__What you should do__:
Report each line of the entries below that has the word "progress" in it.

======== Supplied records

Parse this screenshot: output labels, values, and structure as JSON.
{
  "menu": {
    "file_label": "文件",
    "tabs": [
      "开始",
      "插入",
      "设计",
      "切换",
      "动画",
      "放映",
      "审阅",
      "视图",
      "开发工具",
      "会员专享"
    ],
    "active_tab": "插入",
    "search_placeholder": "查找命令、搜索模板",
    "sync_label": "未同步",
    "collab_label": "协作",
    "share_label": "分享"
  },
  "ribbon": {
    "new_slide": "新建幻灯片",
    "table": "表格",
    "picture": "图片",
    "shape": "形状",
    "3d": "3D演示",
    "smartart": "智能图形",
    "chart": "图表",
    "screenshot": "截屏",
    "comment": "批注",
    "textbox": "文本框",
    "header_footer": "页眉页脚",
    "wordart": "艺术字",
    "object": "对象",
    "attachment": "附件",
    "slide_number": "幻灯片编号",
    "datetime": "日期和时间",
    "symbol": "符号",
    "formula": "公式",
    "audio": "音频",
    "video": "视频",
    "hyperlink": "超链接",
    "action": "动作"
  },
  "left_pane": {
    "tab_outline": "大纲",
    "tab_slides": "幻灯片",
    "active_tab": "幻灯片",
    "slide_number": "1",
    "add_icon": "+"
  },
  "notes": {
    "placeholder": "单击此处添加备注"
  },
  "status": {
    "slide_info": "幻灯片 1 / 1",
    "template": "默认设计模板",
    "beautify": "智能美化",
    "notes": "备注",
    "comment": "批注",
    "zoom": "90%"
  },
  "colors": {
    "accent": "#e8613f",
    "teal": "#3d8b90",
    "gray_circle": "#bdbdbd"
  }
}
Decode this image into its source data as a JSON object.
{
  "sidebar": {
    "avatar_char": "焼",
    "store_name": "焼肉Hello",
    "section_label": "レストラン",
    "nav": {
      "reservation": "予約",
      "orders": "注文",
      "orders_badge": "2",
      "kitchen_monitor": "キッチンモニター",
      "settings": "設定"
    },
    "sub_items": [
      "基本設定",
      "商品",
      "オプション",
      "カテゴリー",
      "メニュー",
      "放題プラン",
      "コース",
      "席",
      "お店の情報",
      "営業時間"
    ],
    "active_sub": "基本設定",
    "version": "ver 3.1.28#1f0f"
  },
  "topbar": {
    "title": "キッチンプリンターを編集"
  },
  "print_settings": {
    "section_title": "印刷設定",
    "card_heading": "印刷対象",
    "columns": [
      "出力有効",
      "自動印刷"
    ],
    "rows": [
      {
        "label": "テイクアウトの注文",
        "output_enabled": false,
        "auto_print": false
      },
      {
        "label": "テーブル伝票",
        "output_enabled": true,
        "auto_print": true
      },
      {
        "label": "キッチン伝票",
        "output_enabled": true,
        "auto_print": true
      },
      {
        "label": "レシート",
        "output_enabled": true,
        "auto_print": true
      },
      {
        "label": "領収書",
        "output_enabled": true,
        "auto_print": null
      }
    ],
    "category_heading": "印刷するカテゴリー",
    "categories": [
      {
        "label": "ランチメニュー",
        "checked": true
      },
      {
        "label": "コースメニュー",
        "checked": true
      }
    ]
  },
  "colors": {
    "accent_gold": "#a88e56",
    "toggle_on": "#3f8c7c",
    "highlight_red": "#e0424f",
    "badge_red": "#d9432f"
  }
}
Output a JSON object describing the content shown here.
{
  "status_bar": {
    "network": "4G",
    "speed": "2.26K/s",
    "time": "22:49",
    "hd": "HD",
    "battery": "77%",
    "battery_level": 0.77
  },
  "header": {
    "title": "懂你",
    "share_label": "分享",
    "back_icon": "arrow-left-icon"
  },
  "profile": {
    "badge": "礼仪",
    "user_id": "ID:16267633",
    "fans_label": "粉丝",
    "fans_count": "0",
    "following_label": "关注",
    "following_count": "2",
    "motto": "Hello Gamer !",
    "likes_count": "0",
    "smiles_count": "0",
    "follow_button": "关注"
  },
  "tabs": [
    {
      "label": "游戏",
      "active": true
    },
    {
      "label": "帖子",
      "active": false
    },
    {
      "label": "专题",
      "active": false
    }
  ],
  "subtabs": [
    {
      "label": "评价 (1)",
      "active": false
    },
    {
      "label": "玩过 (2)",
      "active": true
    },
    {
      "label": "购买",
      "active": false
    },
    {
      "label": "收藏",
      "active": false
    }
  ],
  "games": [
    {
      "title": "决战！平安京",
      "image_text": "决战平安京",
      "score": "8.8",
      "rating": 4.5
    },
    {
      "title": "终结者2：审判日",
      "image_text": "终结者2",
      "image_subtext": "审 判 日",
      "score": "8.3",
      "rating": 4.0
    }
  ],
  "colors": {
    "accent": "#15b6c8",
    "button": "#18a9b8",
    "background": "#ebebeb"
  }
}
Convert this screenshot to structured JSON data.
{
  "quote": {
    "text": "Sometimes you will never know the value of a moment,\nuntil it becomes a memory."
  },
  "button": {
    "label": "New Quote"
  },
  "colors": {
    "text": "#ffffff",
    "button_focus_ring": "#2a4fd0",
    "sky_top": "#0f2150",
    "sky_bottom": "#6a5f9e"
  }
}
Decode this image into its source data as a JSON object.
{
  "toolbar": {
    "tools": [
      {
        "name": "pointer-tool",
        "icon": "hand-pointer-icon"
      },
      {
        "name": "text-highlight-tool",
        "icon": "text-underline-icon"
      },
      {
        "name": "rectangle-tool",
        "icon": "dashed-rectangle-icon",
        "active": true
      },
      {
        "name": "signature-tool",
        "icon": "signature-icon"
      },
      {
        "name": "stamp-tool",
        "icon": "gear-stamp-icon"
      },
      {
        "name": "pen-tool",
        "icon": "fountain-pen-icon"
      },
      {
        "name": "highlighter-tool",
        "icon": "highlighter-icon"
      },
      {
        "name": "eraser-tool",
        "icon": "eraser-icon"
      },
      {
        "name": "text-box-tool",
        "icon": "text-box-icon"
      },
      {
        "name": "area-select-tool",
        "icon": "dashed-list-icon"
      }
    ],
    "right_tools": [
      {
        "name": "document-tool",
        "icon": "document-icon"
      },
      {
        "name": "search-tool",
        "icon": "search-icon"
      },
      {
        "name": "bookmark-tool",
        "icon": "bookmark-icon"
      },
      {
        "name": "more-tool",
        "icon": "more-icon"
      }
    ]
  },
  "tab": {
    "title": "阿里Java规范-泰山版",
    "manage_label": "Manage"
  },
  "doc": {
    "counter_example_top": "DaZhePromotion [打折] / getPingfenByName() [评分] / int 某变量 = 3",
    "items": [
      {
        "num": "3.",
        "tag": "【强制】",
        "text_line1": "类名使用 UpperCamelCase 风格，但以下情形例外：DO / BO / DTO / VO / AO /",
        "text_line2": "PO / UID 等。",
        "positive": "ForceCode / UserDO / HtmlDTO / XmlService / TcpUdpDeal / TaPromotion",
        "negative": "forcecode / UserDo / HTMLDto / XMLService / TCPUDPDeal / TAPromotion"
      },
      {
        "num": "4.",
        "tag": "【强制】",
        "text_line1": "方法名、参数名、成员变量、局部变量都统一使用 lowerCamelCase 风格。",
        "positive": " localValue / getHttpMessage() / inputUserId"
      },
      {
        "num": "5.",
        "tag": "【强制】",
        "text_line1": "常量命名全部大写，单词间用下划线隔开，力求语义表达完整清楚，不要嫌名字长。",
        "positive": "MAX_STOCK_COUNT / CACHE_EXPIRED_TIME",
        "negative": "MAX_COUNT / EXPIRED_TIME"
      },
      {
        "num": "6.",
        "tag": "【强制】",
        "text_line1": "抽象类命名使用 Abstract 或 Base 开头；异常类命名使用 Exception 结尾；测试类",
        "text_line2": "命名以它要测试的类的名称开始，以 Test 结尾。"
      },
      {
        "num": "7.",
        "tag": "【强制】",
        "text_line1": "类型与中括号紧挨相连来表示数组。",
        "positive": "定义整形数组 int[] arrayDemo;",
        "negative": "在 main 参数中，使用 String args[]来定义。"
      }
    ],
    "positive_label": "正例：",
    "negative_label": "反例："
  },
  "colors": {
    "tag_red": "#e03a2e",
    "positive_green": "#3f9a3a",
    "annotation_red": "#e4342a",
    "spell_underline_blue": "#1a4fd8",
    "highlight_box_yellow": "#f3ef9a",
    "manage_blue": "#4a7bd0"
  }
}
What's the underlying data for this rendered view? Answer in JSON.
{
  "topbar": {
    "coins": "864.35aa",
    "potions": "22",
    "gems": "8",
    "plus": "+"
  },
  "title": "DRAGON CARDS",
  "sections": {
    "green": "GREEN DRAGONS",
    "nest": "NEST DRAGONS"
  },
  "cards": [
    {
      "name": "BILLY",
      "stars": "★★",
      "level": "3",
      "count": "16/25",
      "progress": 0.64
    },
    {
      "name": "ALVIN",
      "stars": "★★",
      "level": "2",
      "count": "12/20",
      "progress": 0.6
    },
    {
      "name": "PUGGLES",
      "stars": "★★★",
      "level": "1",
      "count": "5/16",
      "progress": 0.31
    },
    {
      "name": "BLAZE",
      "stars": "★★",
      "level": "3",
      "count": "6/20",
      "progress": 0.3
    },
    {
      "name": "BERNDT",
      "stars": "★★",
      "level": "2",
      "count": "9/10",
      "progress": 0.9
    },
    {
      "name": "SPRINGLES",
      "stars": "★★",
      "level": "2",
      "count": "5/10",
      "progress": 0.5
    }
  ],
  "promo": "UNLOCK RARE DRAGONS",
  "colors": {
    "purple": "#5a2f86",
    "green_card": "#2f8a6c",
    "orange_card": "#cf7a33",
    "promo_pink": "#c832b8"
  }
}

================

__Response area__:
      "progress": 0.64
      "progress": 0.6
      "progress": 0.31
      "progress": 0.3
      "progress": 0.9
      "progress": 0.5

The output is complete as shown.